- [Required action]: Work out how many lines below contain "Campaigns". Provide only the figure.

Component data from apps and pages:
..........

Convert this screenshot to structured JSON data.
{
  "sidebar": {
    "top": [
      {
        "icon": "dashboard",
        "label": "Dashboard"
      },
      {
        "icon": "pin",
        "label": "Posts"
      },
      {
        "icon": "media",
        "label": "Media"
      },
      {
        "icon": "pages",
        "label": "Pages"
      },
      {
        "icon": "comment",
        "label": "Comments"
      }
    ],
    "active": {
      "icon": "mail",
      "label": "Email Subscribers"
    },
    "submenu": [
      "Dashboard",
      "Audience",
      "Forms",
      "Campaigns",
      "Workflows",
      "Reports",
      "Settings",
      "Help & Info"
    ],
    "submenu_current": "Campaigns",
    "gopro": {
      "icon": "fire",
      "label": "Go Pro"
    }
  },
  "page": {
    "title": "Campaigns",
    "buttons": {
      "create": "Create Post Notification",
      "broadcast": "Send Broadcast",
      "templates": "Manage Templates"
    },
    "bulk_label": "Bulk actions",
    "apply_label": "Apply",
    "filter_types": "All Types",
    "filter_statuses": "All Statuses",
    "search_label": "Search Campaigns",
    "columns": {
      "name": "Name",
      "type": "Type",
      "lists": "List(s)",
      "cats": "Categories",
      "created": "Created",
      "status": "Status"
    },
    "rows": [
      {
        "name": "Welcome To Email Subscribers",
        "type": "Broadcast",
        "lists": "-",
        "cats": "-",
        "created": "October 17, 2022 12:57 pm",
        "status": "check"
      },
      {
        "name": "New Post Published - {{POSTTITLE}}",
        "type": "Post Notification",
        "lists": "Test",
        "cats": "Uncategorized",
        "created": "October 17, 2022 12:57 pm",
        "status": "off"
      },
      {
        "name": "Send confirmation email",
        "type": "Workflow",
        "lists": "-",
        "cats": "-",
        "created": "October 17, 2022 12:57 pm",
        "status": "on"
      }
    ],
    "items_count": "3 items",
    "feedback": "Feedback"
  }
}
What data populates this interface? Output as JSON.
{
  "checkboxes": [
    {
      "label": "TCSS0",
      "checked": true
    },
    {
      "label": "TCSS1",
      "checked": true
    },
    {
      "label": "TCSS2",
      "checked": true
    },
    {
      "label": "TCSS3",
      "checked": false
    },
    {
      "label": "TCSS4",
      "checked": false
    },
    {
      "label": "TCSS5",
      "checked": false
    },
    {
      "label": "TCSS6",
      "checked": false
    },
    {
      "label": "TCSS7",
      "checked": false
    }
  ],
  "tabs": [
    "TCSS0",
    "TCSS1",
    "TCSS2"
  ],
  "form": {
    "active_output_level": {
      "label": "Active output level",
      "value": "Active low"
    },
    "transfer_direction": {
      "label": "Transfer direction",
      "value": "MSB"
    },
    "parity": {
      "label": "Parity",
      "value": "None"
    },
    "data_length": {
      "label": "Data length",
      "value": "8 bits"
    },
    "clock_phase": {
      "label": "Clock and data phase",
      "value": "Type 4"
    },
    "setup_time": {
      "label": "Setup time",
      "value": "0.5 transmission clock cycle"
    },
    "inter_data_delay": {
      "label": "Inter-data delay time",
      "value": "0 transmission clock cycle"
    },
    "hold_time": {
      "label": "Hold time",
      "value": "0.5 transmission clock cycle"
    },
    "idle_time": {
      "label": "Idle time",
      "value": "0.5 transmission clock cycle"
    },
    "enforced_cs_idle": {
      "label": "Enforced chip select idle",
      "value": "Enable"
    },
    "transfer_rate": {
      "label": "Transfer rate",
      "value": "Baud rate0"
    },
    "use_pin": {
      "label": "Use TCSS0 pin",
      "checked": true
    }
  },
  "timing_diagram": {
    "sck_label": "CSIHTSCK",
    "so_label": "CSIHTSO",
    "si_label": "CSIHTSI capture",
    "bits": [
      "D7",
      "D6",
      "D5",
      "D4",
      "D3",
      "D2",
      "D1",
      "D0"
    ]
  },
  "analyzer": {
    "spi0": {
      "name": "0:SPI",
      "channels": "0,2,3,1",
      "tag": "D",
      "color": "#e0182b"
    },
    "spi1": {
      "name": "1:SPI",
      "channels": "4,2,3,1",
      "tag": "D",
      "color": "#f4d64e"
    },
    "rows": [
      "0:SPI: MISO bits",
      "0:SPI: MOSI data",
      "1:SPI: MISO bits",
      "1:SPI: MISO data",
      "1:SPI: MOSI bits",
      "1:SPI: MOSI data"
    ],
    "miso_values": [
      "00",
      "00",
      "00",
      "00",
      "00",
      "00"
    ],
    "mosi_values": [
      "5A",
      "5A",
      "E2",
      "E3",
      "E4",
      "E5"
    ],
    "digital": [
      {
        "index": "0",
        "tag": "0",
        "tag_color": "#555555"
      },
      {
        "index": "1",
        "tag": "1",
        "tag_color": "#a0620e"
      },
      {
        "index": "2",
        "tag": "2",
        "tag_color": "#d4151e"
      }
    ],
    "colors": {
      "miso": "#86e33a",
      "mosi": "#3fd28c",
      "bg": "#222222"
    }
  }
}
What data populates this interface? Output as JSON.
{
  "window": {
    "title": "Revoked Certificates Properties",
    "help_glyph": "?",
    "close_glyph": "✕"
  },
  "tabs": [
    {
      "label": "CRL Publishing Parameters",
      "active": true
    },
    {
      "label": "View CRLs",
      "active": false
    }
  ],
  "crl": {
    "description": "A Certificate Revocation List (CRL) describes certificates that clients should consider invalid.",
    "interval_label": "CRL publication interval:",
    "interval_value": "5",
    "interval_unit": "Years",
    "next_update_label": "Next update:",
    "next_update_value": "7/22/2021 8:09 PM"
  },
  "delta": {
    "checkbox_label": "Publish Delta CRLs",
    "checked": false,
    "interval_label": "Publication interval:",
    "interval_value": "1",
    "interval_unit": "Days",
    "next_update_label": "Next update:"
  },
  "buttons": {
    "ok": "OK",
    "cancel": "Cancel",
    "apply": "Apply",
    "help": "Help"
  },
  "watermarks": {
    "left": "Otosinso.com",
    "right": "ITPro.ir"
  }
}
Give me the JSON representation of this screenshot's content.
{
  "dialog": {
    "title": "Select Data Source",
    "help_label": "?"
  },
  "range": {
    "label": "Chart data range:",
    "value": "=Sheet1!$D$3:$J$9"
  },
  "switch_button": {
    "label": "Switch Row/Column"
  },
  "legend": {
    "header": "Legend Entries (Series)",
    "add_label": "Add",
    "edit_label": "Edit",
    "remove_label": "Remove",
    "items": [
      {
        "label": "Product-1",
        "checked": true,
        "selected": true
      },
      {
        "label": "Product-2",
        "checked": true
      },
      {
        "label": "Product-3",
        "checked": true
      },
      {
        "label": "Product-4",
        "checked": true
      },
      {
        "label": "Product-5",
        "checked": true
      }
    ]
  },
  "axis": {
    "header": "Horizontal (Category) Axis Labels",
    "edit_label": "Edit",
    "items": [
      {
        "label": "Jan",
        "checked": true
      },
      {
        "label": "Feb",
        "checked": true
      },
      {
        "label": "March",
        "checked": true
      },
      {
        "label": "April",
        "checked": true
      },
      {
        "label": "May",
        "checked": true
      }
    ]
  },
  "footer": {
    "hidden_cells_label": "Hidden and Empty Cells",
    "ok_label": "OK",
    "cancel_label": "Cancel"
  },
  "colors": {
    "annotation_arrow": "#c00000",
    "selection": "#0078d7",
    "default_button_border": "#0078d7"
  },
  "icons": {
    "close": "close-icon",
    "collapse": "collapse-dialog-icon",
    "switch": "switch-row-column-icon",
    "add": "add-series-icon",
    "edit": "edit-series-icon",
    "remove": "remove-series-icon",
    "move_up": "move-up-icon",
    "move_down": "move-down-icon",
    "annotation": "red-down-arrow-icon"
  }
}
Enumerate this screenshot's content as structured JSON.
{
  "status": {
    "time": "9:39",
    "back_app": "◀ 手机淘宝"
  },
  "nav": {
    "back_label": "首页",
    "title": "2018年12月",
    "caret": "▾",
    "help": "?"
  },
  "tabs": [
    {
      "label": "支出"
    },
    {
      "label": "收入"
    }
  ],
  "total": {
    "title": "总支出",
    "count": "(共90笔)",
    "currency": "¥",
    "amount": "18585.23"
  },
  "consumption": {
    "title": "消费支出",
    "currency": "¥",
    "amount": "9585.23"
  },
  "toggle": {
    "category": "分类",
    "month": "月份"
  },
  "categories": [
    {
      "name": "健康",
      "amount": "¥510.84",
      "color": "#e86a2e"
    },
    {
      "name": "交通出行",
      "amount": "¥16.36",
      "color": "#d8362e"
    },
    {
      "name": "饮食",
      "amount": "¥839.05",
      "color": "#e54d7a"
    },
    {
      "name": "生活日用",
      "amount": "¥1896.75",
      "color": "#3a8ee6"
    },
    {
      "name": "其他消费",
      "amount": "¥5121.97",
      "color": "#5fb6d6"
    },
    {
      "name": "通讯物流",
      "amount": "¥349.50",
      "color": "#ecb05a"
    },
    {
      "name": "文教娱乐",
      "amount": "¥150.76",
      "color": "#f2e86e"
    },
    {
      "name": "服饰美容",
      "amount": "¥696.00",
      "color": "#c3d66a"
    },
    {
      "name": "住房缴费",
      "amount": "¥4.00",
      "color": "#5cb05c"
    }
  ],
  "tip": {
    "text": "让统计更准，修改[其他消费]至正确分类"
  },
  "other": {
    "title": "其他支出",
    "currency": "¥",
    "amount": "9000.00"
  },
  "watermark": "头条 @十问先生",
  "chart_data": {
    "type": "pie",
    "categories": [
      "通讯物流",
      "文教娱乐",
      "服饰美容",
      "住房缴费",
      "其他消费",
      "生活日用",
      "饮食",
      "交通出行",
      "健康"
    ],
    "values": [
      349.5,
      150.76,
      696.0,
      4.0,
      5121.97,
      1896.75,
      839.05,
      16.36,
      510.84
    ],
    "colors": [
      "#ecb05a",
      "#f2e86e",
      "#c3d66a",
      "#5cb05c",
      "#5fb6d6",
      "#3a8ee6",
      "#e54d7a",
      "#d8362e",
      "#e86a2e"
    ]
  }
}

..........

- [Solution to this exercise]: 4